February 22, 2015, 9:00 p.m. (EST), HBO
Something that gets lost among all the politicization and rhetoric that drowns any discussion of abortion is what a deeply personal experience abortion actually is, for the woman involved, and sometimes for all of the people around her. Girls has gone in many different directions when it has brought up abortion, but those directions are always considered from a character perspective, the reactions always stemming from who the woman is and the circumstances that lead to her situation.

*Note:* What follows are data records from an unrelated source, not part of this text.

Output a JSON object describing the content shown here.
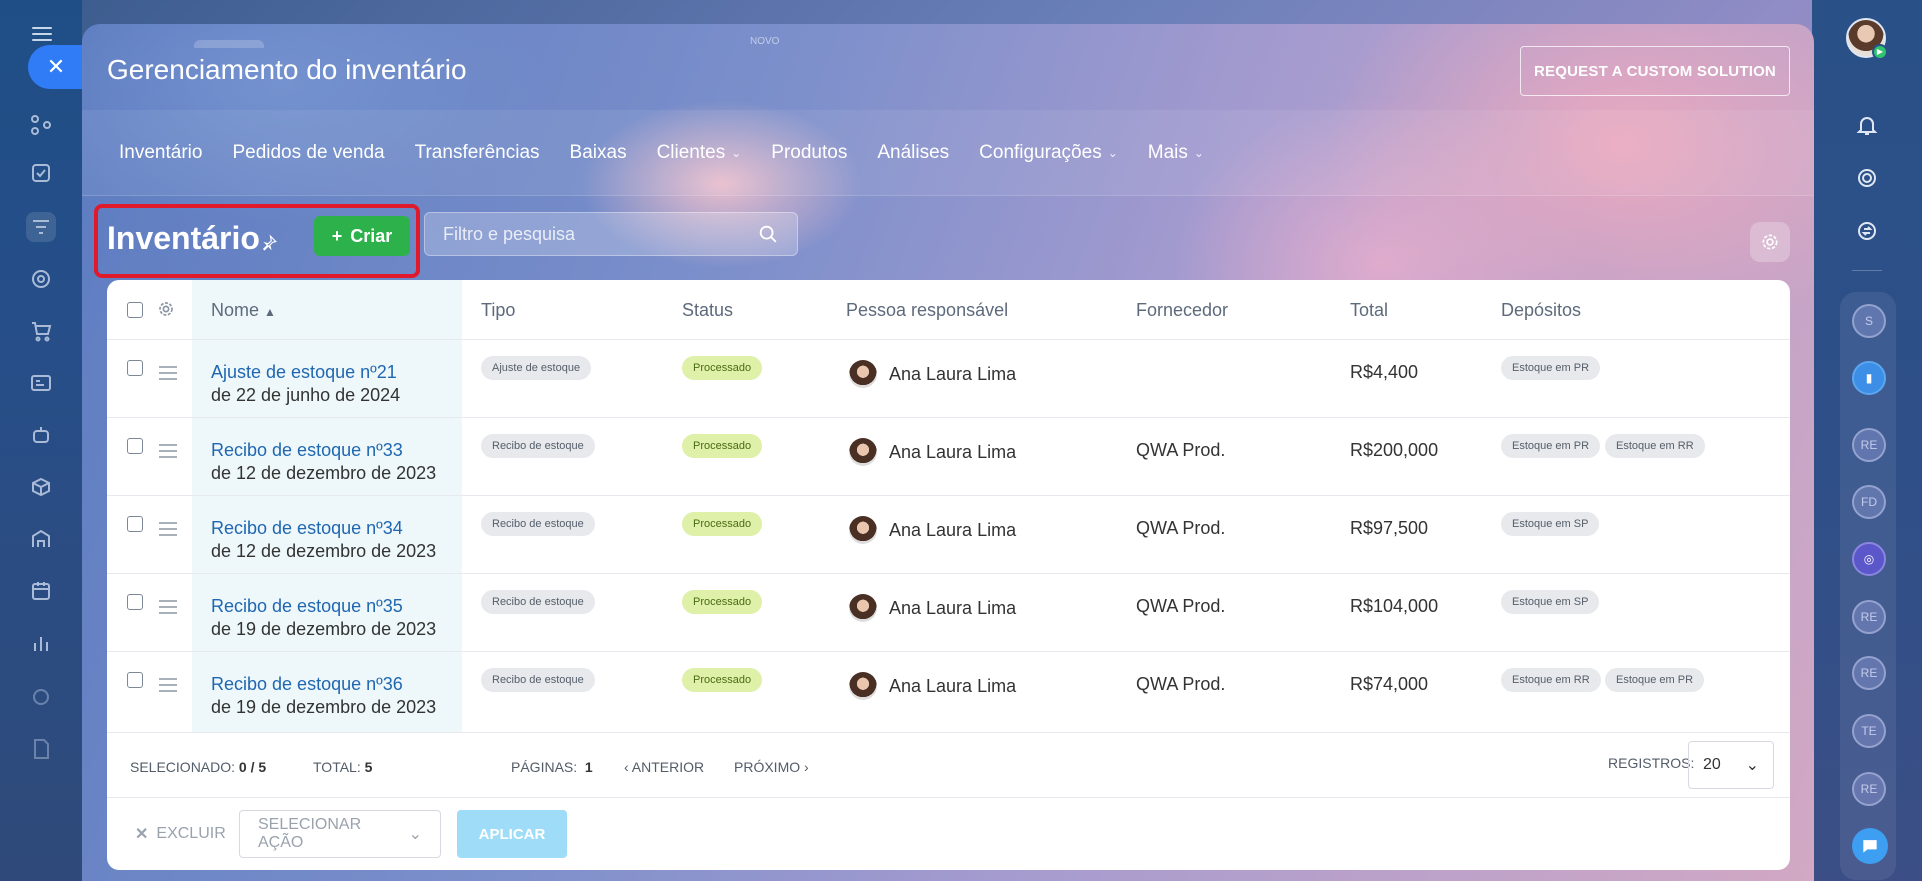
{
  "app": {
    "window_title": "Gerenciamento do inventário",
    "custom_solution_label": "REQUEST A CUSTOM SOLUTION",
    "ghost_tab_label": "NOVO"
  },
  "nav": {
    "items": [
      {
        "label": "Inventário",
        "dropdown": false
      },
      {
        "label": "Pedidos de venda",
        "dropdown": false
      },
      {
        "label": "Transferências",
        "dropdown": false
      },
      {
        "label": "Baixas",
        "dropdown": false
      },
      {
        "label": "Clientes",
        "dropdown": true
      },
      {
        "label": "Produtos",
        "dropdown": false
      },
      {
        "label": "Análises",
        "dropdown": false
      },
      {
        "label": "Configurações",
        "dropdown": true
      },
      {
        "label": "Mais",
        "dropdown": true
      }
    ]
  },
  "toolbar": {
    "page_title": "Inventário",
    "create_label": "Criar",
    "search_placeholder": "Filtro e pesquisa"
  },
  "table": {
    "headers": {
      "name": "Nome",
      "type": "Tipo",
      "status": "Status",
      "responsible": "Pessoa responsável",
      "supplier": "Fornecedor",
      "total": "Total",
      "warehouses": "Depósitos"
    },
    "rows": [
      {
        "name": "Ajuste de estoque nº21",
        "date": "de 22 de junho de 2024",
        "type": "Ajuste de estoque",
        "status": "Processado",
        "responsible": "Ana Laura Lima",
        "supplier": "",
        "total": "R$4,400",
        "warehouses": [
          "Estoque em PR"
        ]
      },
      {
        "name": "Recibo de estoque nº33",
        "date": "de 12 de dezembro de 2023",
        "type": "Recibo de estoque",
        "status": "Processado",
        "responsible": "Ana Laura Lima",
        "supplier": "QWA Prod.",
        "total": "R$200,000",
        "warehouses": [
          "Estoque em PR",
          "Estoque em RR"
        ]
      },
      {
        "name": "Recibo de estoque nº34",
        "date": "de 12 de dezembro de 2023",
        "type": "Recibo de estoque",
        "status": "Processado",
        "responsible": "Ana Laura Lima",
        "supplier": "QWA Prod.",
        "total": "R$97,500",
        "warehouses": [
          "Estoque em SP"
        ]
      },
      {
        "name": "Recibo de estoque nº35",
        "date": "de 19 de dezembro de 2023",
        "type": "Recibo de estoque",
        "status": "Processado",
        "responsible": "Ana Laura Lima",
        "supplier": "QWA Prod.",
        "total": "R$104,000",
        "warehouses": [
          "Estoque em SP"
        ]
      },
      {
        "name": "Recibo de estoque nº36",
        "date": "de 19 de dezembro de 2023",
        "type": "Recibo de estoque",
        "status": "Processado",
        "responsible": "Ana Laura Lima",
        "supplier": "QWA Prod.",
        "total": "R$74,000",
        "warehouses": [
          "Estoque em RR",
          "Estoque em PR"
        ]
      }
    ]
  },
  "footer": {
    "selected_label": "SELECIONADO:",
    "selected_value": "0 / 5",
    "total_label": "TOTAL:",
    "total_value": "5",
    "pages_label": "PÁGINAS:",
    "pages_value": "1",
    "prev_label": "ANTERIOR",
    "next_label": "PRÓXIMO",
    "records_label": "REGISTROS:",
    "records_value": "20"
  },
  "actions": {
    "delete_label": "EXCLUIR",
    "select_action_label": "SELECIONAR AÇÃO",
    "apply_label": "APLICAR"
  },
  "right_bar": {
    "avatars": [
      "S",
      "",
      "RE",
      "FD",
      "",
      "RE",
      "RE",
      "TE",
      "RE"
    ]
  },
  "colors": {
    "accent_blue": "#2f7cf6",
    "create_green": "#2db24b",
    "highlight_red": "#e01a2a",
    "link_blue": "#2067b0",
    "status_green_bg": "#dff0a8"
  }
}
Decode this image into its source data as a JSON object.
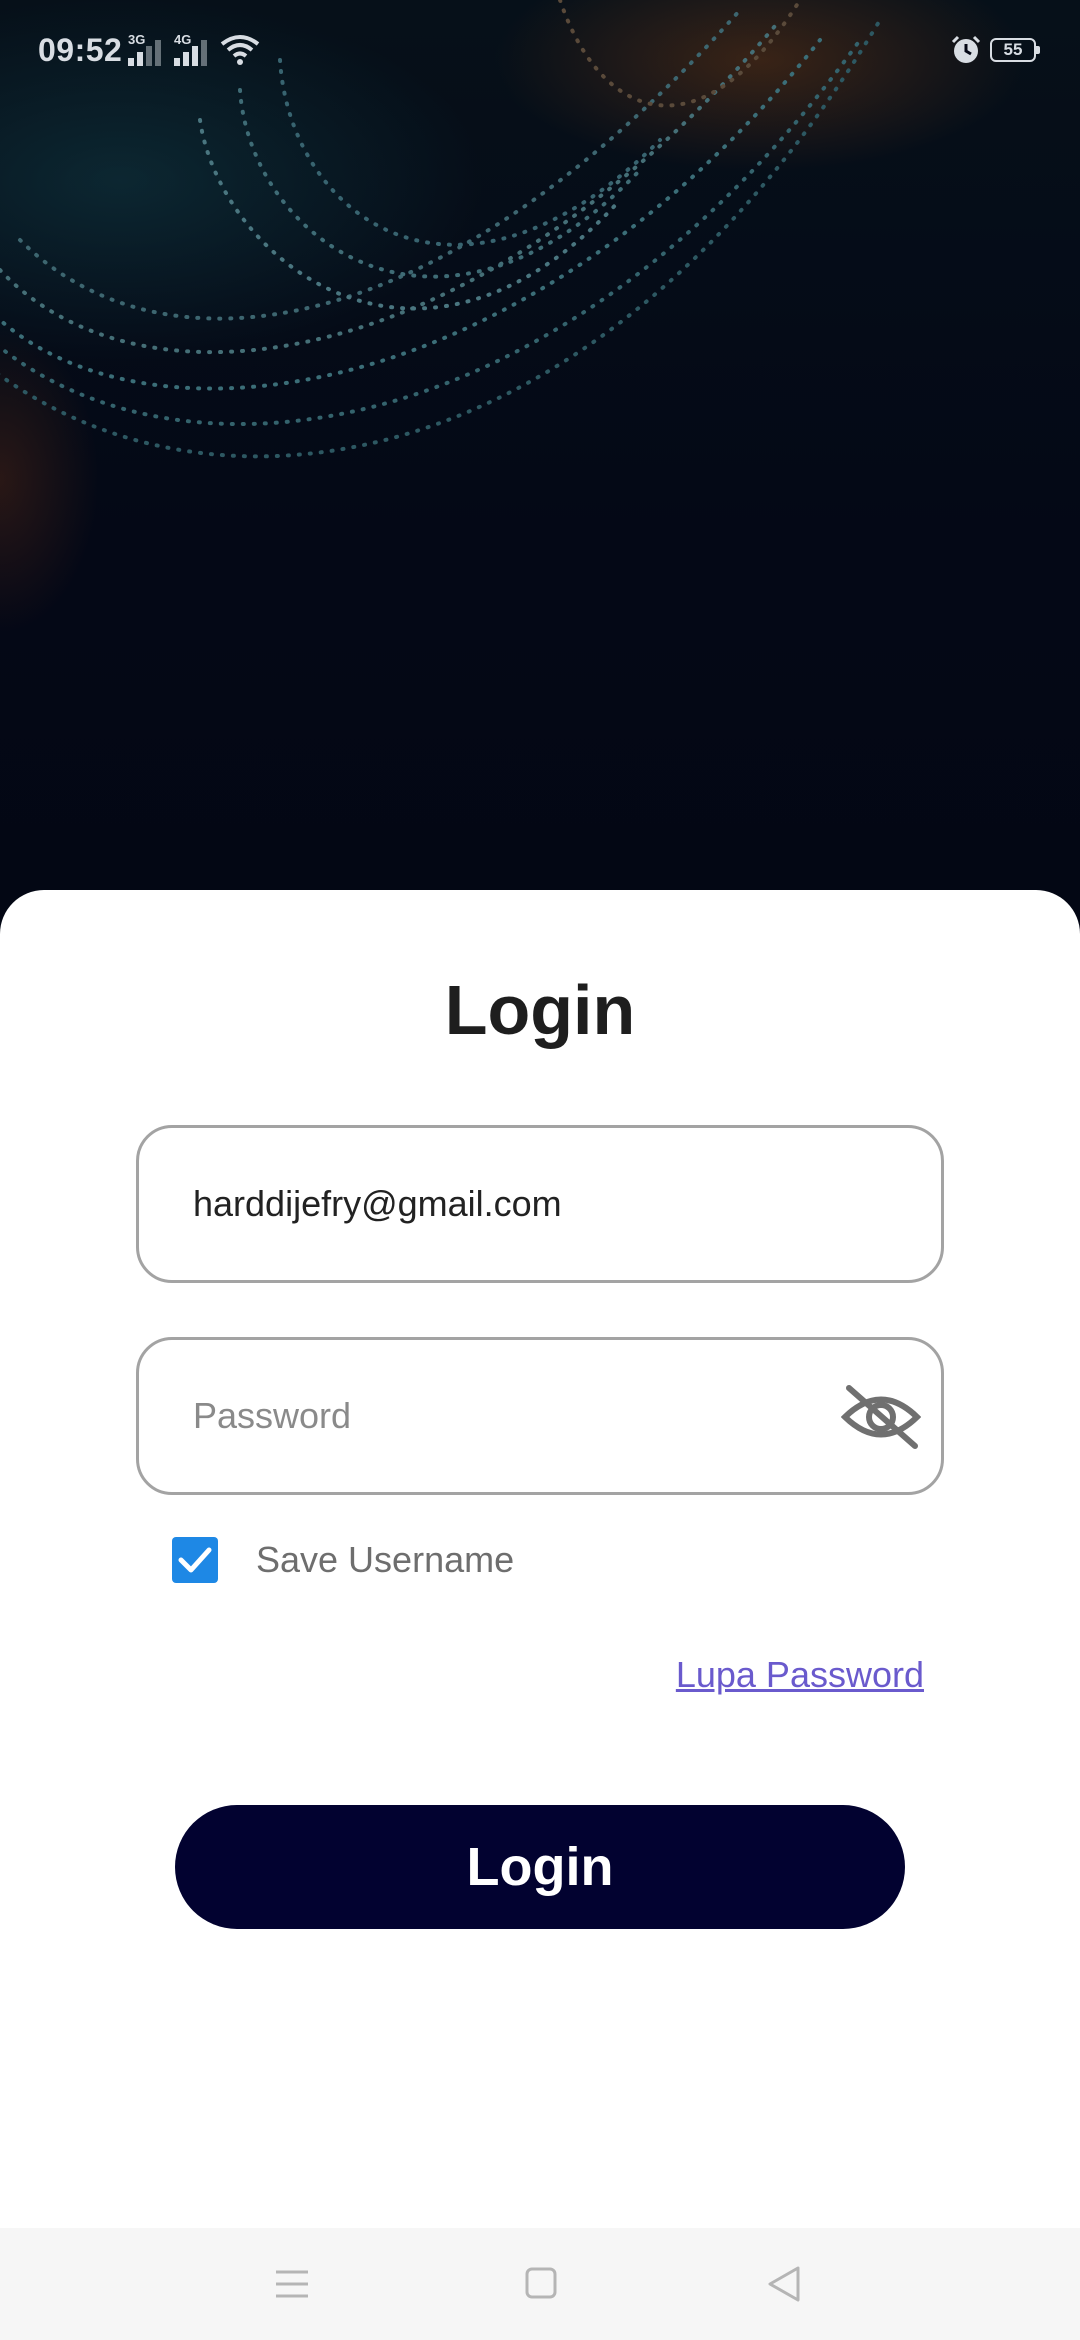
{
  "status_bar": {
    "time": "09:52",
    "signal_1_label": "3G",
    "signal_2_label": "4G",
    "battery": "55",
    "icons": [
      "signal-icon",
      "signal-icon",
      "wifi-icon",
      "alarm-icon",
      "battery-icon"
    ]
  },
  "login": {
    "title": "Login",
    "email_value": "harddijefry@gmail.com",
    "password_placeholder": "Password",
    "save_username_label": "Save Username",
    "save_username_checked": true,
    "forgot_password_label": "Lupa Password",
    "login_button_label": "Login"
  },
  "colors": {
    "accent": "#020230",
    "checkbox": "#1e88e5",
    "link": "#6a5acd",
    "background": "#040816"
  },
  "nav_bar": {
    "icons": [
      "menu-icon",
      "home-icon",
      "back-icon"
    ]
  }
}
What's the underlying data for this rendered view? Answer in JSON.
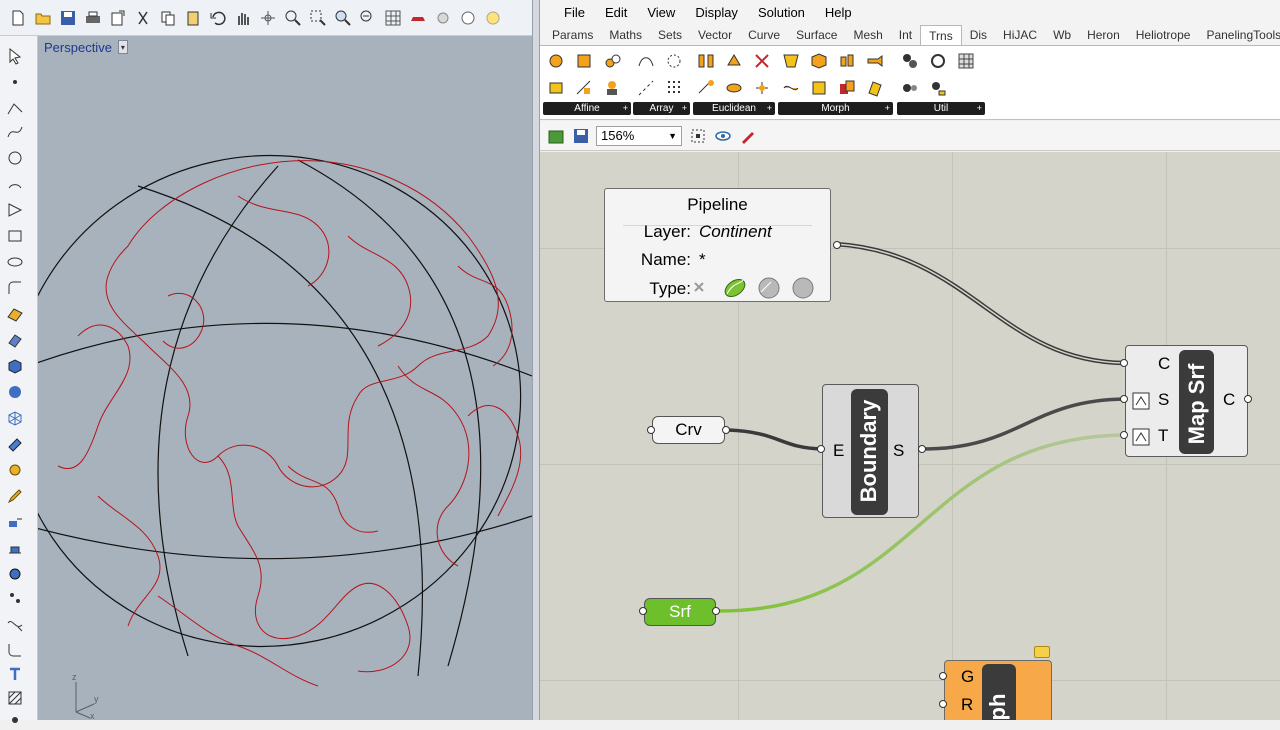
{
  "rhino": {
    "viewport_label": "Perspective",
    "viewport_dropdown_icon": "chevron-down-icon",
    "axis_labels": {
      "x": "x",
      "y": "y",
      "z": "z"
    }
  },
  "gh": {
    "menu": [
      "File",
      "Edit",
      "View",
      "Display",
      "Solution",
      "Help"
    ],
    "tabs": [
      "Params",
      "Maths",
      "Sets",
      "Vector",
      "Curve",
      "Surface",
      "Mesh",
      "Int",
      "Trns",
      "Dis",
      "HiJAC",
      "Wb",
      "Heron",
      "Heliotrope",
      "PanelingTools"
    ],
    "active_tab": "Trns",
    "ribbon_groups": [
      "Affine",
      "Array",
      "Euclidean",
      "Morph",
      "Util"
    ],
    "zoom": "156%",
    "pipeline": {
      "title": "Pipeline",
      "layer_label": "Layer:",
      "layer_value": "Continent",
      "name_label": "Name:",
      "name_value": "*",
      "type_label": "Type:"
    },
    "crv_label": "Crv",
    "srf_label": "Srf",
    "boundary": {
      "title": "Boundary",
      "input": "E",
      "output": "S"
    },
    "mapsrf": {
      "title": "Map Srf",
      "inputs": [
        "C",
        "S",
        "T"
      ],
      "output": "C"
    },
    "morph": {
      "title": "ph",
      "inputs": [
        "G",
        "R"
      ]
    }
  },
  "colors": {
    "viewport_bg": "#a8b2bd",
    "continent_red": "#b4141c",
    "srf_green": "#6dc02c",
    "morph_orange": "#f7a94a",
    "canvas_bg": "#d5d4cb"
  }
}
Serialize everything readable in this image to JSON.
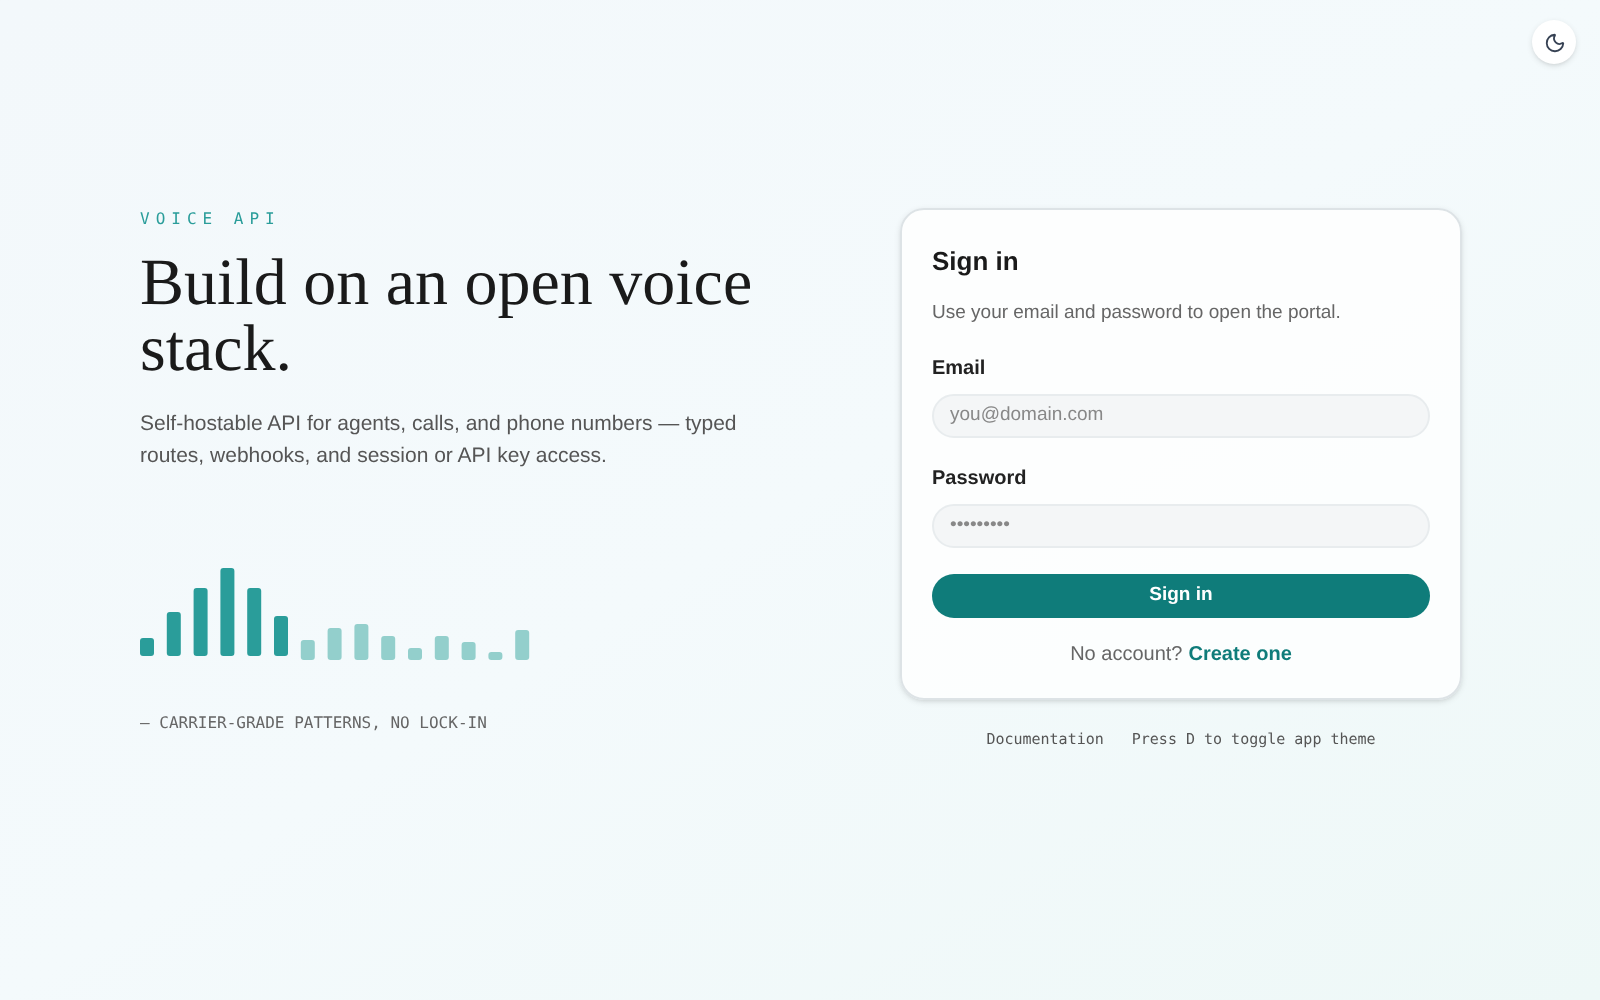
{
  "hero": {
    "eyebrow": "VOICE API",
    "title": "Build on an open voice stack.",
    "subtitle": "Self-hostable API for agents, calls, and phone numbers — typed routes, webhooks, and session or API key access.",
    "tagline": "— CARRIER-GRADE PATTERNS, NO LOCK-IN"
  },
  "card": {
    "title": "Sign in",
    "description": "Use your email and password to open the portal.",
    "fields": [
      {
        "label": "Email",
        "placeholder": "you@domain.com"
      },
      {
        "label": "Password",
        "placeholder": "•••••••••"
      }
    ],
    "submit": "Sign in",
    "signup_prompt": "No account?",
    "signup_link": "Create one"
  },
  "footer": {
    "link": "Documentation",
    "hint": "Press D to toggle app theme"
  }
}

That “Close-up” has a sad and somewhat bittersweet tone over its abortion storyline stems from how Adam and Mimi-Rose react to the situation, from what each of them is feeling in the moment, and from what they learn about themselves, and each other, by going through this experience.
Mimi-Rose realized she was pregnant, knew she needed an abortion, and got one, accompanied by her friend Sue Ellen Garth. That she mentions it to Ada at all is a sign in her mind of how much she trusts him and how close she feels to him. When Adam finds out, he flips out into the sort of rage only Adam can muster, for reasons he cannot even really articulate. It’s not that he wanted a baby, necessarily, but that he would like to have been consulted. Or maybe not even that, but that he would like to feel like he has some relevance in Mimi-Rose’s life, that she needs him in some way. Coming off his relationship with Hannah, which had as its main feature a crippling co-dependence, Adam is threatened by the deeply independent Mimi-Rose, and his insecurities start to flare up. This plotline comes to a fairly lovely conclusion for the two, basically amounting to the idea that there is a difference between being wanted and being needed, and that maybe the former can be relationship-sustaining in its own way, but its hard not to be bothered by some things about it.
To begin with, it isn’t necessarily clear why Girls decided Adam needed to learn this lesson at this time. It’s the sort of lesson any of the main players could use a better understanding of, but Adam, freshly unburdened of his commitment to Hannah, is at a weird place in his arc for his insecurities about someone needing him to be flaring up. Adam Driver and Gillian Jacobs are both great performers doing exemplary work here, but I was still somewhat surprised that at this point in the season, and in their relationship, a large swath of an episode that otherwise felt like filler was being given over to these two characters in this way. Similarly, Ray’s growing frustration with municipal decision-making is a generally fine story that I am reasonably interested in watching play out, but I often find it odd that we spend time with Ray holding a model while we have basically no idea, what, say, Jessa is up to this season.
This season seems interested in appearing to make bold, status-quo altering shifts, while actually doing nothing of the sort. Hannah’s time at Iowa was more of a trip than anything. We saw Jessa last week, furious at Hannah while Hannah was furious at her, yet here the two sit side by side because the plot wanted (because it certainly didn’t need) them to. All of these things can be explained away by the passage of time or by off-screen occurrences, and I don’t mind the show asking us to bear a little of that weight. My problem arrives when the show expects us to bear all of that weight, all of the time, so that it can use the characters basically however it wants to with no consequences, expecting audiences to justify random shifts in behavior for themselves.
Again, this show works well in little moments, and while Adam and Mimi-Rose’s subplot is problematic from a larger perspective, it does largely work as the sort of slice-of-life story this show tells well. I just begin to worry, usually around this point in a season of Girls, if all the slices will add up to more than the sum of their parts.
- “I’m very skeptical of people who want to ‘help others.’ There’s always some hidden agenda.”
I just begin to worry, usually around this point in a season of Girls, if all the slices will add up to more than the sum of their parts.